| Material provided |
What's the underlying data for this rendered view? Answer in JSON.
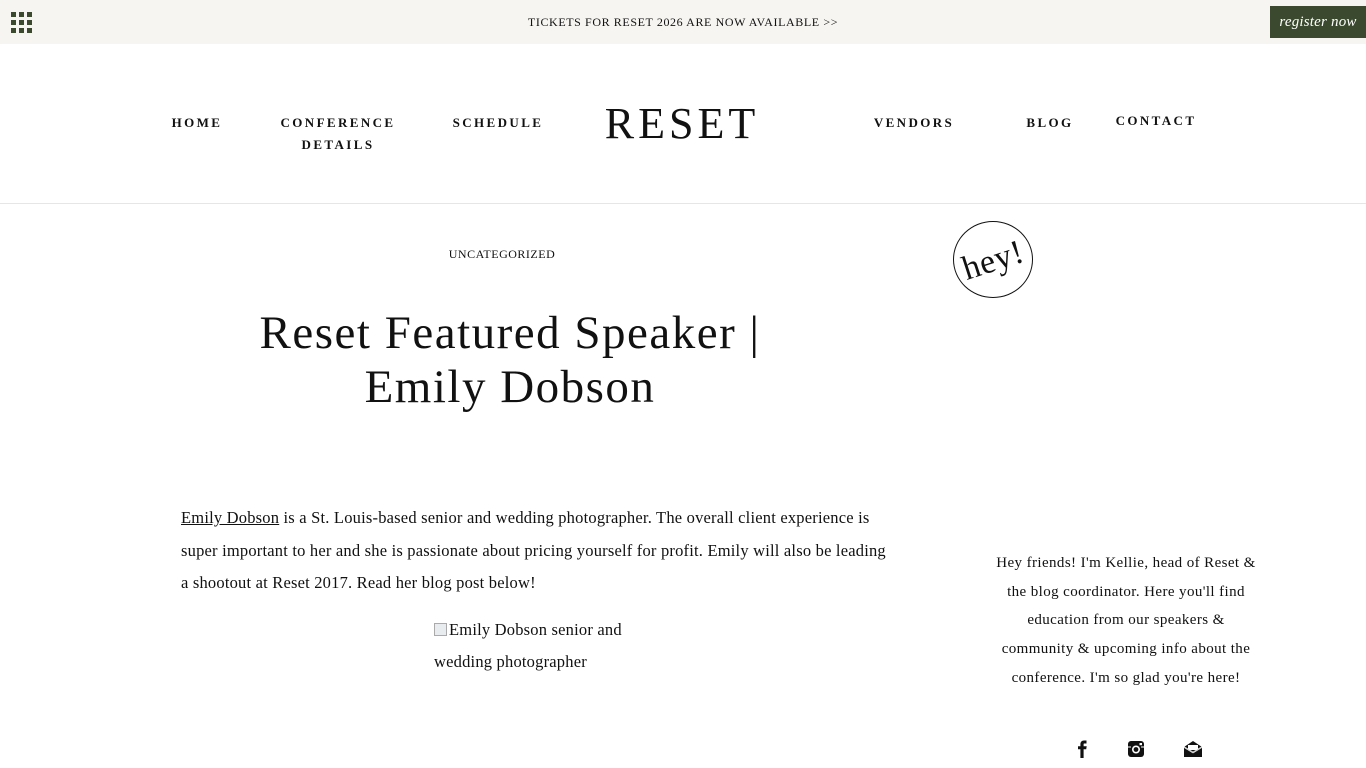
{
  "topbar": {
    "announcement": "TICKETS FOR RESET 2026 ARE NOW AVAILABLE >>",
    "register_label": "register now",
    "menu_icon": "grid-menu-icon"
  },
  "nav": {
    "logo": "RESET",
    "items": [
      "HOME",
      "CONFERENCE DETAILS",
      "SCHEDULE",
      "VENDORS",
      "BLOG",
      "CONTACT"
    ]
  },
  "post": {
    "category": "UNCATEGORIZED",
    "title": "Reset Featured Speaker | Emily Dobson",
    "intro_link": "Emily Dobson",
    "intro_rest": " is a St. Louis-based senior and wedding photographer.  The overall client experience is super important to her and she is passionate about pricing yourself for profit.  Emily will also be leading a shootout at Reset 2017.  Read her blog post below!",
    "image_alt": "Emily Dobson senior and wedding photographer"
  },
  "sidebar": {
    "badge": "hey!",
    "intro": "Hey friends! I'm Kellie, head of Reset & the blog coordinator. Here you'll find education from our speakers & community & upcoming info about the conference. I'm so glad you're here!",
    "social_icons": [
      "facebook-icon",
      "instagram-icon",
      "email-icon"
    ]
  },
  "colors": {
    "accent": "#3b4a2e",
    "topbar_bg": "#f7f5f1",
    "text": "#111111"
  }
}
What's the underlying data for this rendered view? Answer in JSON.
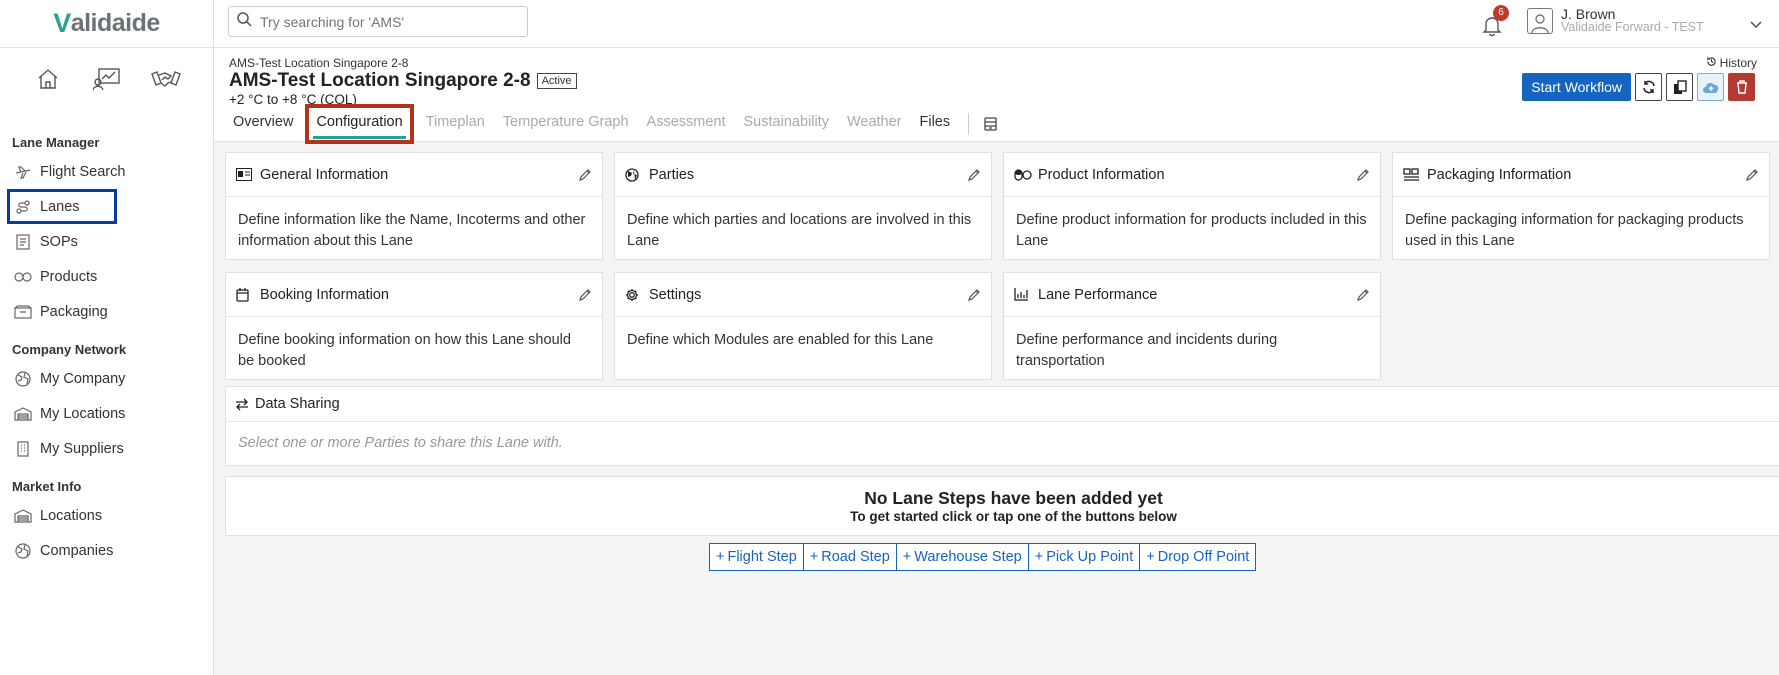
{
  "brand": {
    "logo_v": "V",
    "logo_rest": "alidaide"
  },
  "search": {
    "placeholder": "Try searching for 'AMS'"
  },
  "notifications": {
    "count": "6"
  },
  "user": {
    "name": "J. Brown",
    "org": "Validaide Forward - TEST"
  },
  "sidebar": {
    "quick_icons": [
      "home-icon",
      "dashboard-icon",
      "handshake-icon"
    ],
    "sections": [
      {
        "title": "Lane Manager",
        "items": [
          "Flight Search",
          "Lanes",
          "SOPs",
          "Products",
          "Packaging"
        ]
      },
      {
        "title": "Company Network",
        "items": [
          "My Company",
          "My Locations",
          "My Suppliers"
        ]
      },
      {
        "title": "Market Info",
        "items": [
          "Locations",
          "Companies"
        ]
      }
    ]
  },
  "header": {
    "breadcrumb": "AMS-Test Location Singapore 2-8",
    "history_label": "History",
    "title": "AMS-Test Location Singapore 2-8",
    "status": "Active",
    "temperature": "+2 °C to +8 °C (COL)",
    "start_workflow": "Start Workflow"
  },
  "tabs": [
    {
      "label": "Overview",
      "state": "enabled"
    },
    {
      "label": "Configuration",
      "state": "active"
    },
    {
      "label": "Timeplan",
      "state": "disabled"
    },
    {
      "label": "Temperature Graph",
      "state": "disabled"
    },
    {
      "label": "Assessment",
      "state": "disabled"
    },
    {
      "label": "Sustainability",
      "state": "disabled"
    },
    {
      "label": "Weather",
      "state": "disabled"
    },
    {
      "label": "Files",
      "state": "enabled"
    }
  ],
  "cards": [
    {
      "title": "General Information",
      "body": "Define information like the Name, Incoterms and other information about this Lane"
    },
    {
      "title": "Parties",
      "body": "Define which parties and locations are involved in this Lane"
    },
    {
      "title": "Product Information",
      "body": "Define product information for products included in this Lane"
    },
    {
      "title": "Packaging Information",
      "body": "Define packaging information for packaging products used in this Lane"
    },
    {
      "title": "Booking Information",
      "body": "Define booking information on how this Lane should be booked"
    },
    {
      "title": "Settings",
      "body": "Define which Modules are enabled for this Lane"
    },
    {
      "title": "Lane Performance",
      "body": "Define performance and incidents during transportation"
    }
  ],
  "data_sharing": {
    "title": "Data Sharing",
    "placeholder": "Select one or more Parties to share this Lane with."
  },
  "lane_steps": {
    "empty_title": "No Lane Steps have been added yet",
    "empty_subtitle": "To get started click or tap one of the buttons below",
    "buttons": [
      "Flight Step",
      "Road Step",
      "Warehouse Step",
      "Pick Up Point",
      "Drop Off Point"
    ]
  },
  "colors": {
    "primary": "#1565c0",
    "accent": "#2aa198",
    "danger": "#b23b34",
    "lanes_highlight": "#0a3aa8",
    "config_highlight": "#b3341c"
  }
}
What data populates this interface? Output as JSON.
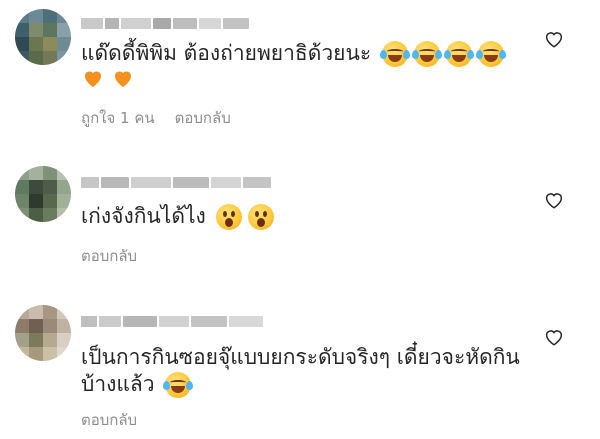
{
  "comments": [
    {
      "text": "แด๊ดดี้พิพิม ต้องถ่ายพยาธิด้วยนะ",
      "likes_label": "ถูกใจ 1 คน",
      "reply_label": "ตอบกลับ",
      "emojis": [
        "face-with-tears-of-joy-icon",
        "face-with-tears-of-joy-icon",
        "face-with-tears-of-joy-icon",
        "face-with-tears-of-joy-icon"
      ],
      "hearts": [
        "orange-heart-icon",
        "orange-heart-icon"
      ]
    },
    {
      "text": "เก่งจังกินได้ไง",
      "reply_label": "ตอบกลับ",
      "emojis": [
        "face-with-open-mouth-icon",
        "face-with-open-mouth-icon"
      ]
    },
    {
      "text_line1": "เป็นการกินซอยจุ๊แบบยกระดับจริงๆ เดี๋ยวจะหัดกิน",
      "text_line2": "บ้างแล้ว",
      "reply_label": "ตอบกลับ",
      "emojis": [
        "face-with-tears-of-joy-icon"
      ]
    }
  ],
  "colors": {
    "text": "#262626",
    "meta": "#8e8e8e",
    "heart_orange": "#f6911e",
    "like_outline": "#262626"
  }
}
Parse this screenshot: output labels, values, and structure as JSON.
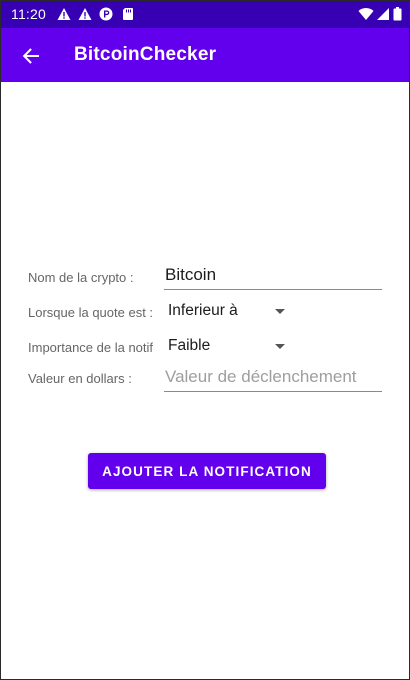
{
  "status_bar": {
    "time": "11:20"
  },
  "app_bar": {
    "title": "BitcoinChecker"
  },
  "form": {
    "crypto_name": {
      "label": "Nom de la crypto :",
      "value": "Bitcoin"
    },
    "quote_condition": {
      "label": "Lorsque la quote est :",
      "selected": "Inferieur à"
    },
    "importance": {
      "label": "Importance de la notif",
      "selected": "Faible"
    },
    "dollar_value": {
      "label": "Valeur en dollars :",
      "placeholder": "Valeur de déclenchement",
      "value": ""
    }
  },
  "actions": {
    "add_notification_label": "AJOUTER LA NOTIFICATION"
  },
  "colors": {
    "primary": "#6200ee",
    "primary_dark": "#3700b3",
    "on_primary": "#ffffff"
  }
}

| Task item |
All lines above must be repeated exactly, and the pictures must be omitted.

| Output of the exercise |
What's the underlying data for this rendered view? Answer in JSON.
{
  "topbar": {
    "announcement": "TICKETS FOR RESET 2026 ARE NOW AVAILABLE >>",
    "register_label": "register now",
    "menu_icon": "grid-menu-icon"
  },
  "nav": {
    "logo": "RESET",
    "items": [
      "HOME",
      "CONFERENCE DETAILS",
      "SCHEDULE",
      "VENDORS",
      "BLOG",
      "CONTACT"
    ]
  },
  "post": {
    "category": "UNCATEGORIZED",
    "title": "Reset Featured Speaker | Emily Dobson",
    "intro_link": "Emily Dobson",
    "intro_rest": " is a St. Louis-based senior and wedding photographer.  The overall client experience is super important to her and she is passionate about pricing yourself for profit.  Emily will also be leading a shootout at Reset 2017.  Read her blog post below!",
    "image_alt": "Emily Dobson senior and wedding photographer"
  },
  "sidebar": {
    "badge": "hey!",
    "intro": "Hey friends! I'm Kellie, head of Reset & the blog coordinator. Here you'll find education from our speakers & community & upcoming info about the conference. I'm so glad you're here!",
    "social_icons": [
      "facebook-icon",
      "instagram-icon",
      "email-icon"
    ]
  },
  "colors": {
    "accent": "#3b4a2e",
    "topbar_bg": "#f7f5f1",
    "text": "#111111"
  }
}
What's the underlying data for this rendered view? Answer in JSON.
{
  "brand": {
    "logo_v": "V",
    "logo_rest": "alidaide"
  },
  "search": {
    "placeholder": "Try searching for 'AMS'"
  },
  "notifications": {
    "count": "6"
  },
  "user": {
    "name": "J. Brown",
    "org": "Validaide Forward - TEST"
  },
  "sidebar": {
    "quick_icons": [
      "home-icon",
      "dashboard-icon",
      "handshake-icon"
    ],
    "sections": [
      {
        "title": "Lane Manager",
        "items": [
          "Flight Search",
          "Lanes",
          "SOPs",
          "Products",
          "Packaging"
        ]
      },
      {
        "title": "Company Network",
        "items": [
          "My Company",
          "My Locations",
          "My Suppliers"
        ]
      },
      {
        "title": "Market Info",
        "items": [
          "Locations",
          "Companies"
        ]
      }
    ]
  },
  "header": {
    "breadcrumb": "AMS-Test Location Singapore 2-8",
    "history_label": "History",
    "title": "AMS-Test Location Singapore 2-8",
    "status": "Active",
    "temperature": "+2 °C to +8 °C (COL)",
    "start_workflow": "Start Workflow"
  },
  "tabs": [
    {
      "label": "Overview",
      "state": "enabled"
    },
    {
      "label": "Configuration",
      "state": "active"
    },
    {
      "label": "Timeplan",
      "state": "disabled"
    },
    {
      "label": "Temperature Graph",
      "state": "disabled"
    },
    {
      "label": "Assessment",
      "state": "disabled"
    },
    {
      "label": "Sustainability",
      "state": "disabled"
    },
    {
      "label": "Weather",
      "state": "disabled"
    },
    {
      "label": "Files",
      "state": "enabled"
    }
  ],
  "cards": [
    {
      "title": "General Information",
      "body": "Define information like the Name, Incoterms and other information about this Lane"
    },
    {
      "title": "Parties",
      "body": "Define which parties and locations are involved in this Lane"
    },
    {
      "title": "Product Information",
      "body": "Define product information for products included in this Lane"
    },
    {
      "title": "Packaging Information",
      "body": "Define packaging information for packaging products used in this Lane"
    },
    {
      "title": "Booking Information",
      "body": "Define booking information on how this Lane should be booked"
    },
    {
      "title": "Settings",
      "body": "Define which Modules are enabled for this Lane"
    },
    {
      "title": "Lane Performance",
      "body": "Define performance and incidents during transportation"
    }
  ],
  "data_sharing": {
    "title": "Data Sharing",
    "placeholder": "Select one or more Parties to share this Lane with."
  },
  "lane_steps": {
    "empty_title": "No Lane Steps have been added yet",
    "empty_subtitle": "To get started click or tap one of the buttons below",
    "buttons": [
      "Flight Step",
      "Road Step",
      "Warehouse Step",
      "Pick Up Point",
      "Drop Off Point"
    ]
  },
  "colors": {
    "primary": "#1565c0",
    "accent": "#2aa198",
    "danger": "#b23b34",
    "lanes_highlight": "#0a3aa8",
    "config_highlight": "#b3341c"
  }
}
What data populates this interface? Output as JSON.
{
  "comments": [
    {
      "text": "แด๊ดดี้พิพิม ต้องถ่ายพยาธิด้วยนะ",
      "likes_label": "ถูกใจ 1 คน",
      "reply_label": "ตอบกลับ",
      "emojis": [
        "face-with-tears-of-joy-icon",
        "face-with-tears-of-joy-icon",
        "face-with-tears-of-joy-icon",
        "face-with-tears-of-joy-icon"
      ],
      "hearts": [
        "orange-heart-icon",
        "orange-heart-icon"
      ]
    },
    {
      "text": "เก่งจังกินได้ไง",
      "reply_label": "ตอบกลับ",
      "emojis": [
        "face-with-open-mouth-icon",
        "face-with-open-mouth-icon"
      ]
    },
    {
      "text_line1": "เป็นการกินซอยจุ๊แบบยกระดับจริงๆ เดี๋ยวจะหัดกิน",
      "text_line2": "บ้างแล้ว",
      "reply_label": "ตอบกลับ",
      "emojis": [
        "face-with-tears-of-joy-icon"
      ]
    }
  ],
  "colors": {
    "text": "#262626",
    "meta": "#8e8e8e",
    "heart_orange": "#f6911e",
    "like_outline": "#262626"
  }
}
Parse this screenshot: output labels, values, and structure as JSON.
{
  "status_bar": {
    "time": "11:20"
  },
  "app_bar": {
    "title": "BitcoinChecker"
  },
  "form": {
    "crypto_name": {
      "label": "Nom de la crypto :",
      "value": "Bitcoin"
    },
    "quote_condition": {
      "label": "Lorsque la quote est :",
      "selected": "Inferieur à"
    },
    "importance": {
      "label": "Importance de la notif",
      "selected": "Faible"
    },
    "dollar_value": {
      "label": "Valeur en dollars :",
      "placeholder": "Valeur de déclenchement",
      "value": ""
    }
  },
  "actions": {
    "add_notification_label": "AJOUTER LA NOTIFICATION"
  },
  "colors": {
    "primary": "#6200ee",
    "primary_dark": "#3700b3",
    "on_primary": "#ffffff"
  }
}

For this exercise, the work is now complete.